MITCHELL, S.D. - A Mitchell, S.D., surgeon has resigned from the Avera Queen of Peace Board of Directors following controversial comments he made to the editor of The Daily Republic.

Jerome K. Howe submitted his resignation from the board, and the board accepted it, Avera Queen of Peace's Trish Delaney said Monday afternoon.

When asked whether the resignation was forced or voluntary, Delaney, vice president of marketing/fund development, said she did not know.

"It's been given to me officially that Dr. Howe has resigned from the board, and the board has accepted his resignation," Delaney said.

Howe was still listed Monday as an Avera surgeon on the health system's Web site. Delaney declined to say whether Howe is still employed in that capacity by the hospital.

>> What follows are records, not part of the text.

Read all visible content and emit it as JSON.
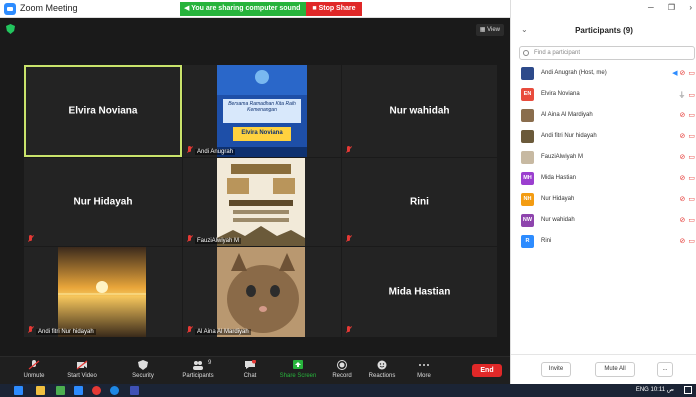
{
  "window": {
    "title": "Zoom Meeting",
    "share_message": "You are sharing computer sound",
    "stop_share_label": "Stop Share",
    "view_label": "View"
  },
  "tiles": [
    {
      "name": "Elvira Noviana",
      "label": "",
      "kind": "name",
      "active": true
    },
    {
      "name": "",
      "label": "Andi Anugrah",
      "kind": "poster-blue"
    },
    {
      "name": "Nur wahidah",
      "label": "",
      "kind": "name"
    },
    {
      "name": "Nur Hidayah",
      "label": "",
      "kind": "name"
    },
    {
      "name": "",
      "label": "FauziAlwiyah M",
      "kind": "poster-ramadan"
    },
    {
      "name": "Rini",
      "label": "",
      "kind": "name"
    },
    {
      "name": "",
      "label": "Andi fitri Nur hidayah",
      "kind": "sunset"
    },
    {
      "name": "",
      "label": "Al Aina Al Mardiyah",
      "kind": "cat"
    },
    {
      "name": "Mida Hastian",
      "label": "",
      "kind": "name"
    }
  ],
  "poster_blue": {
    "title_text": "Bersama Ramadhan Kita Raih Kemenangan",
    "name_text": "Elvira Noviana"
  },
  "toolbar": {
    "unmute": "Unmute",
    "start_video": "Start Video",
    "security": "Security",
    "participants": "Participants",
    "participants_count": "9",
    "chat": "Chat",
    "share_screen": "Share Screen",
    "record": "Record",
    "reactions": "Reactions",
    "more": "More",
    "end": "End"
  },
  "panel": {
    "title": "Participants (9)",
    "search_placeholder": "Find a participant",
    "participants": [
      {
        "name": "Andi Anugrah (Host, me)",
        "initials": "",
        "color": "#2d4a8a"
      },
      {
        "name": "Elvira Noviana",
        "initials": "EN",
        "color": "#e84c3d"
      },
      {
        "name": "Al Aina Al Mardiyah",
        "initials": "",
        "color": "#8a6d4d"
      },
      {
        "name": "Andi fitri Nur hidayah",
        "initials": "",
        "color": "#6b5a3a"
      },
      {
        "name": "FauziAlwiyah M",
        "initials": "",
        "color": "#c7b9a2"
      },
      {
        "name": "Mida Hastian",
        "initials": "MH",
        "color": "#9b3fcf"
      },
      {
        "name": "Nur Hidayah",
        "initials": "NH",
        "color": "#f39c12"
      },
      {
        "name": "Nur wahidah",
        "initials": "NW",
        "color": "#8e44ad"
      },
      {
        "name": "Rini",
        "initials": "R",
        "color": "#2d8cff"
      }
    ],
    "invite": "Invite",
    "mute_all": "Mute All",
    "more": "..."
  },
  "taskbar": {
    "tray_text": "ENG  10:11 ص"
  },
  "colors": {
    "accent_green": "#27b33c",
    "danger_red": "#e02828",
    "zoom_blue": "#2d8cff",
    "active_border": "#c9e36b"
  }
}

"Those things are confidential, and we just can't comment on them," Delaney said. "... We protect the privacy and confidentiality of our employees and patients."

Delaney had previously issued this written statement about Howe's employment status: "We don't discuss the details of our employee disciplinary process, but we are taking this situation very seriously and our investigation is continuing."

Howe allegedly made threatening comments over the phone March 6 to Daily Republic Editor Korrie Wenzel. Howe, who was upset about an editorial Wenzel had written, allegedly said Wenzel was lucky The Daily Republic hadn't been "firebombed."

On March 9, Howe visited Wenzel's office and, after being told that a recorder was on, used a racial slur to describe physicians of Middle Eastern descent. According to Wenzel, Howe used the same racial slur during their earlier phone conversation.

Local police investigated Howe's allegedly threatening comments and forwarded the investigatory file to the Davison County State's Attorney's Office.

State's Attorney Pat Smith said Monday that he has turned the file over to Assistant State's Attorney Bob O'Keefe, in order to avoid the appearance of a conflict of interest. Smith's wife works for Avera as the director of Avera Brady Health and Rehab.

O'Keefe, who will decide whether or not Howe's threatening comments warrant the filing of criminal charges, could not be reached Monday by The Daily Republic.

South Dakota Codified Law says that threatening or harassing contacts by telephone can be a misdemeanor crime if they are carried out "with intent to threaten to inflict physical harm or injury to any person or property."